*WHAT IS BEING ASKED*. Throughout the listing below, show every line in which "schpharm" occurs.

*RECORDED INFORMATION*.
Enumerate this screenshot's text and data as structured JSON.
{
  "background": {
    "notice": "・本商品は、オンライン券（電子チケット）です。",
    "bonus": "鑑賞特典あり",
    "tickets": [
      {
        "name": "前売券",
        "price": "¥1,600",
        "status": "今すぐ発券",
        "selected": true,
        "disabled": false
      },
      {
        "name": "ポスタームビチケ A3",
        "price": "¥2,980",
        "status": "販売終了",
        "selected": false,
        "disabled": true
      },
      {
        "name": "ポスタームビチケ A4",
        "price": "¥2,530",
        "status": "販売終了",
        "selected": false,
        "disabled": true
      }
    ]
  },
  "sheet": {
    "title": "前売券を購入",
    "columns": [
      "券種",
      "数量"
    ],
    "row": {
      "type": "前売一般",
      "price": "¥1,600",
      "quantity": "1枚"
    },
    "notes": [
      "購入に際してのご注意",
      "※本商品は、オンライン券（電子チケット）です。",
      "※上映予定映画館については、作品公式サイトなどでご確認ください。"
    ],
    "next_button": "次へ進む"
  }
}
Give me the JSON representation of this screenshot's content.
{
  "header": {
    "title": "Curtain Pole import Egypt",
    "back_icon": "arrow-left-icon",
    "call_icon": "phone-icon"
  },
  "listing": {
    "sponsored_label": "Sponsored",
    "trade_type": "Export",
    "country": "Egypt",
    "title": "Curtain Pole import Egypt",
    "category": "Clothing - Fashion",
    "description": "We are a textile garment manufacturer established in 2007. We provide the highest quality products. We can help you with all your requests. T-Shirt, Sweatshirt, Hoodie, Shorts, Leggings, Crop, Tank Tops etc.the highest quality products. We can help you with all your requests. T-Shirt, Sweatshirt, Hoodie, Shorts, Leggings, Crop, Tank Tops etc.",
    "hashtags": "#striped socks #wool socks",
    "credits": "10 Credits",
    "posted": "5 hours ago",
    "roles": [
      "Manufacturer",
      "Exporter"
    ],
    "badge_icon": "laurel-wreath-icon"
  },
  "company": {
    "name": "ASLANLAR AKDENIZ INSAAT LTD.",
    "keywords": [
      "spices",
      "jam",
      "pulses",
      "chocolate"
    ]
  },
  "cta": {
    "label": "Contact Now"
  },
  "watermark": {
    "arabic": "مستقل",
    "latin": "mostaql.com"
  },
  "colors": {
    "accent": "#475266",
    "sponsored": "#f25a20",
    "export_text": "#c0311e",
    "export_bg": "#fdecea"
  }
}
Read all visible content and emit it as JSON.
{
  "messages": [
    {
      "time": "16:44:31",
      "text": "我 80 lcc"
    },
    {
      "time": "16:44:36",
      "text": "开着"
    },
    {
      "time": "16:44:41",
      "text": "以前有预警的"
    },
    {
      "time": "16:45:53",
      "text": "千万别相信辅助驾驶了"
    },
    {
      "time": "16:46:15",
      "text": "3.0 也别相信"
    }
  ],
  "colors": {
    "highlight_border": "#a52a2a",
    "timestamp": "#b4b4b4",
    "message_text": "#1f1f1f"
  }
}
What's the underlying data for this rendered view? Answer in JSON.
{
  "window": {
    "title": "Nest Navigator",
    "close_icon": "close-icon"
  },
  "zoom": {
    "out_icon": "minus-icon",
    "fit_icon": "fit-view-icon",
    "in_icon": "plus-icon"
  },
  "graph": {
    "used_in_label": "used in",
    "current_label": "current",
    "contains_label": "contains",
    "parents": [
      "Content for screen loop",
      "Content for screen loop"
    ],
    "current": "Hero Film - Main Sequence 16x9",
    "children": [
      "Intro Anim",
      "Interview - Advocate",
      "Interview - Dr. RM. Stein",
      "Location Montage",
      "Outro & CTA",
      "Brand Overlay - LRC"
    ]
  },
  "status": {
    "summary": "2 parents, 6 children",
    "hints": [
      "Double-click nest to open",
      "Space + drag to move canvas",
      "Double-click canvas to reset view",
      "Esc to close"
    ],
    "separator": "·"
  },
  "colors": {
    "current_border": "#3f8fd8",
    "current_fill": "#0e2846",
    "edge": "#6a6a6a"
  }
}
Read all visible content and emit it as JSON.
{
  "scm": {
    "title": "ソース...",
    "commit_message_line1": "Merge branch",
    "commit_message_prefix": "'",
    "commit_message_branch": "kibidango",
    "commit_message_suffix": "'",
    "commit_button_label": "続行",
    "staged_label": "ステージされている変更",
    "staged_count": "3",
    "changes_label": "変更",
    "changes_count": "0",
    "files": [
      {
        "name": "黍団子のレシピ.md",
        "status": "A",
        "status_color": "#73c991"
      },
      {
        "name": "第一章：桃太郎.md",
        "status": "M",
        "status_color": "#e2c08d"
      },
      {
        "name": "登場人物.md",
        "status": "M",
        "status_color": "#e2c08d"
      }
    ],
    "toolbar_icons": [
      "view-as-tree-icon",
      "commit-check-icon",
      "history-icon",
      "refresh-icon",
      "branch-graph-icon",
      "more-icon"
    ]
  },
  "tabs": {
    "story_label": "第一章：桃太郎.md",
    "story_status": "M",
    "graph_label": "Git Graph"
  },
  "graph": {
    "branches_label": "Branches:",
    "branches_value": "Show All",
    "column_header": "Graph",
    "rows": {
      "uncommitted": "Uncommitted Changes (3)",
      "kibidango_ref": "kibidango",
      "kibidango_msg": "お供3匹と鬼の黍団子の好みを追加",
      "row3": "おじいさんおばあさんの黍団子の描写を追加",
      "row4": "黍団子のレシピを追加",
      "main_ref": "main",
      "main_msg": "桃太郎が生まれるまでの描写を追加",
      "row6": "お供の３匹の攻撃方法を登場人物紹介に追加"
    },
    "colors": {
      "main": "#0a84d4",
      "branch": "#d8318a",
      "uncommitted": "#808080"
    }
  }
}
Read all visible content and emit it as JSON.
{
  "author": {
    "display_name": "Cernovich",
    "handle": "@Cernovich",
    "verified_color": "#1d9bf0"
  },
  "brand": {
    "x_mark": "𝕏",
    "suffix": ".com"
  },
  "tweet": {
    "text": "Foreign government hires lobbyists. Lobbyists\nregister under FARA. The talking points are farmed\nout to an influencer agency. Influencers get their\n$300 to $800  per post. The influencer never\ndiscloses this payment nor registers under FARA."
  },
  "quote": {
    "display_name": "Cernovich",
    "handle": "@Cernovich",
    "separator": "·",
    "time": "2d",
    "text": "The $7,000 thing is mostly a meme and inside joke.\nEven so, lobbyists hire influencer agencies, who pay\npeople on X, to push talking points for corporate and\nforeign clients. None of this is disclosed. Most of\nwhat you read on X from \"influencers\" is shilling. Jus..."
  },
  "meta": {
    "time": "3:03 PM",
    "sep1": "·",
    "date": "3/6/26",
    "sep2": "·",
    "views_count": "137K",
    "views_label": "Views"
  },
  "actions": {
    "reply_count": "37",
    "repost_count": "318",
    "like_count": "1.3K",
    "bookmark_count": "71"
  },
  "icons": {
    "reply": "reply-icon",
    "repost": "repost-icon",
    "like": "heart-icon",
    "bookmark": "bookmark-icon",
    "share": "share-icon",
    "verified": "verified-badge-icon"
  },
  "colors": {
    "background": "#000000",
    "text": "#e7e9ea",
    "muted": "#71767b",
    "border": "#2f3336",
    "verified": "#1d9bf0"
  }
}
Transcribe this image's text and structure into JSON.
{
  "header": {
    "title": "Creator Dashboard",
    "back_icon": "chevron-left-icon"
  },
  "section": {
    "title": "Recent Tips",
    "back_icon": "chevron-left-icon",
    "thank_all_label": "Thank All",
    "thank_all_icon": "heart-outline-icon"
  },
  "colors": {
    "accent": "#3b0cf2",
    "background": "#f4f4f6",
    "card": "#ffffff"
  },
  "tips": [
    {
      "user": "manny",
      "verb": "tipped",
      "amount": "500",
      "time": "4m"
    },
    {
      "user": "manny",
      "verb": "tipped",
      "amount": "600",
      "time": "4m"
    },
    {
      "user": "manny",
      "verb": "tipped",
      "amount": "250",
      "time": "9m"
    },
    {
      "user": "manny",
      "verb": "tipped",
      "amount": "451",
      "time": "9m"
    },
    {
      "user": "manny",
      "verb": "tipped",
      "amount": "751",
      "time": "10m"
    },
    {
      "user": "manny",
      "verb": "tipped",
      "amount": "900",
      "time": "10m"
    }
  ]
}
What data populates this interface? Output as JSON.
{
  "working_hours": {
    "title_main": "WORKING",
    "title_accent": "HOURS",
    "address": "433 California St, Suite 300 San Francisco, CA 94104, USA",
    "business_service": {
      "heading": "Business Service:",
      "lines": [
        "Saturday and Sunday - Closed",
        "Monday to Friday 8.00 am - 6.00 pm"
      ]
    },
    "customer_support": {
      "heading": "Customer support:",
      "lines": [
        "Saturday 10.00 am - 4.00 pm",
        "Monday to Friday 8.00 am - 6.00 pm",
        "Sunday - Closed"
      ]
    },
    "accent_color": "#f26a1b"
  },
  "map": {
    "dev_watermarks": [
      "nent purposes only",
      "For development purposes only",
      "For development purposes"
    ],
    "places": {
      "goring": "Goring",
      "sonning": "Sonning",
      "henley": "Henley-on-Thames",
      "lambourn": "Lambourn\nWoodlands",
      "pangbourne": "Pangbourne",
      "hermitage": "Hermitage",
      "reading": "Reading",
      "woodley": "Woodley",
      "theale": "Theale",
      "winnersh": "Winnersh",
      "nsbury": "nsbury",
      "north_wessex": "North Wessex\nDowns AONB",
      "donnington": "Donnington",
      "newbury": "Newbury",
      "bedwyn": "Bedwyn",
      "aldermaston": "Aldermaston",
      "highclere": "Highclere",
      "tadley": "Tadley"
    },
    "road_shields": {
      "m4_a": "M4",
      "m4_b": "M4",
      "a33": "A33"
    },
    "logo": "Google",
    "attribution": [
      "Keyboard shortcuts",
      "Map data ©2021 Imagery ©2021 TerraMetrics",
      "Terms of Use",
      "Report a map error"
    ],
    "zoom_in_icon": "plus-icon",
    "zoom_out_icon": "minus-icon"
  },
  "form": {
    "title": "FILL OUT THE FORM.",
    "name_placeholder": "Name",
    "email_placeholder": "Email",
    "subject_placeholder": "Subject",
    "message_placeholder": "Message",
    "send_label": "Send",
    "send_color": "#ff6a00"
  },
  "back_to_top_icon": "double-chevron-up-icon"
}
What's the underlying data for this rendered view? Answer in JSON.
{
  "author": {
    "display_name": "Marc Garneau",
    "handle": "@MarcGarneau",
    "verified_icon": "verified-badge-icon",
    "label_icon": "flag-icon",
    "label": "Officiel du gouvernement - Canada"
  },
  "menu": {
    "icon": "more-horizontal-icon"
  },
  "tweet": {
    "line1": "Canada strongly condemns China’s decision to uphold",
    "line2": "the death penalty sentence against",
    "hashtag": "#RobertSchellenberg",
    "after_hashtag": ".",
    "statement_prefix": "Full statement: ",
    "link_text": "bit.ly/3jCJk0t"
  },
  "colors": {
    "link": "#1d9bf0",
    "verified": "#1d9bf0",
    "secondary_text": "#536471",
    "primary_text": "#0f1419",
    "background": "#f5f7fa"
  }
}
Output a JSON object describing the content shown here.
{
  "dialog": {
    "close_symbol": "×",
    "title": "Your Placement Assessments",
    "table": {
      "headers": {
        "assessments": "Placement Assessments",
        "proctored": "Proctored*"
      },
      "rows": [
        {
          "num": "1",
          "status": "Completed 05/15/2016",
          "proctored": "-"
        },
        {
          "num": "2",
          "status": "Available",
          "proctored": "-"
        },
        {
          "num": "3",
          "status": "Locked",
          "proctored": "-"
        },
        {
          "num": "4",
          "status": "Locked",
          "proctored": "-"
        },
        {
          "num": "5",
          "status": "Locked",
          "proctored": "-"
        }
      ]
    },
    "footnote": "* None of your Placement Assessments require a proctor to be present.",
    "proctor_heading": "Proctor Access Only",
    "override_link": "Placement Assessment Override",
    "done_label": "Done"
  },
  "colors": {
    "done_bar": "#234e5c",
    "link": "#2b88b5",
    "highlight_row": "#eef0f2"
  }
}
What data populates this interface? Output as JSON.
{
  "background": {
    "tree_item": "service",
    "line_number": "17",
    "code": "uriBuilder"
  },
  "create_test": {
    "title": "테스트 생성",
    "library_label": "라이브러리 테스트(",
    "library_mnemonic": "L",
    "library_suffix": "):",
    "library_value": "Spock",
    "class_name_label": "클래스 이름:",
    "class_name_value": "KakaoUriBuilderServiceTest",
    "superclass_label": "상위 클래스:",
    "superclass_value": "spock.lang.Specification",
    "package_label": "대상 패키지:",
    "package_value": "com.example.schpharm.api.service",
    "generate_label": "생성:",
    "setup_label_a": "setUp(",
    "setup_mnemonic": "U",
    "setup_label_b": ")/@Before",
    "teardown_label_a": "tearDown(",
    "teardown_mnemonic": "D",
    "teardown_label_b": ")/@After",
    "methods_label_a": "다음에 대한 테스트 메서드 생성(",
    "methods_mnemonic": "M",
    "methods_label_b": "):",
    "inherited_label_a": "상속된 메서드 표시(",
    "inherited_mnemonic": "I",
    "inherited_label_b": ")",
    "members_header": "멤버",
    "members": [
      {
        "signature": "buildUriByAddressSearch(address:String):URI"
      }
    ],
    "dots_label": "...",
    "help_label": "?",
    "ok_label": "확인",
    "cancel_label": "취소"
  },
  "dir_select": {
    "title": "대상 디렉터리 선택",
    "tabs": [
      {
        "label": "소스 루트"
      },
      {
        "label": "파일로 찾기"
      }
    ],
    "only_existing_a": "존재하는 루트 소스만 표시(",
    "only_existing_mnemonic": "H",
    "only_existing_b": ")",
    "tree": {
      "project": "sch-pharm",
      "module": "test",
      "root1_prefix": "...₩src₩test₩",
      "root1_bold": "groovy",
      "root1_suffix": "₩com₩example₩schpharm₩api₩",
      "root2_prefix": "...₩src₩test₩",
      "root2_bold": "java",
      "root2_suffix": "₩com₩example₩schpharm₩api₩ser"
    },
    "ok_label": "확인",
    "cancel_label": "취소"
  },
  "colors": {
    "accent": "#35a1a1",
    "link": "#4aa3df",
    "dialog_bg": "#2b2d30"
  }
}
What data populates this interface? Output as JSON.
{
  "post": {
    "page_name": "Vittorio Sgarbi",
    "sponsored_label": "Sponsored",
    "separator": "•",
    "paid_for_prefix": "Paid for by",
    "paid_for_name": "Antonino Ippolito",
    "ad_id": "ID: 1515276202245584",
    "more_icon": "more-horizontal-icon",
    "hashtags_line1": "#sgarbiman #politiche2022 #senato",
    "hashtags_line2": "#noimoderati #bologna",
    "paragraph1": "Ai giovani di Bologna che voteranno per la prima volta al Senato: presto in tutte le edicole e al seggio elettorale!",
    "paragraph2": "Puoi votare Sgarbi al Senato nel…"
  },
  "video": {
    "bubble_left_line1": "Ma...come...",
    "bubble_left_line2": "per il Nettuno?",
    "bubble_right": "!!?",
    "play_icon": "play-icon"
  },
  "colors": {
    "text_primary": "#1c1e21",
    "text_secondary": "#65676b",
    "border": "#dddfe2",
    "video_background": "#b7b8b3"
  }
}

*WORKED SOLUTION*.
    "package_value": "com.example.schpharm.api.service",
      "root1_suffix": "₩com₩example₩schpharm₩api₩",
      "root2_suffix": "₩com₩example₩schpharm₩api₩ser"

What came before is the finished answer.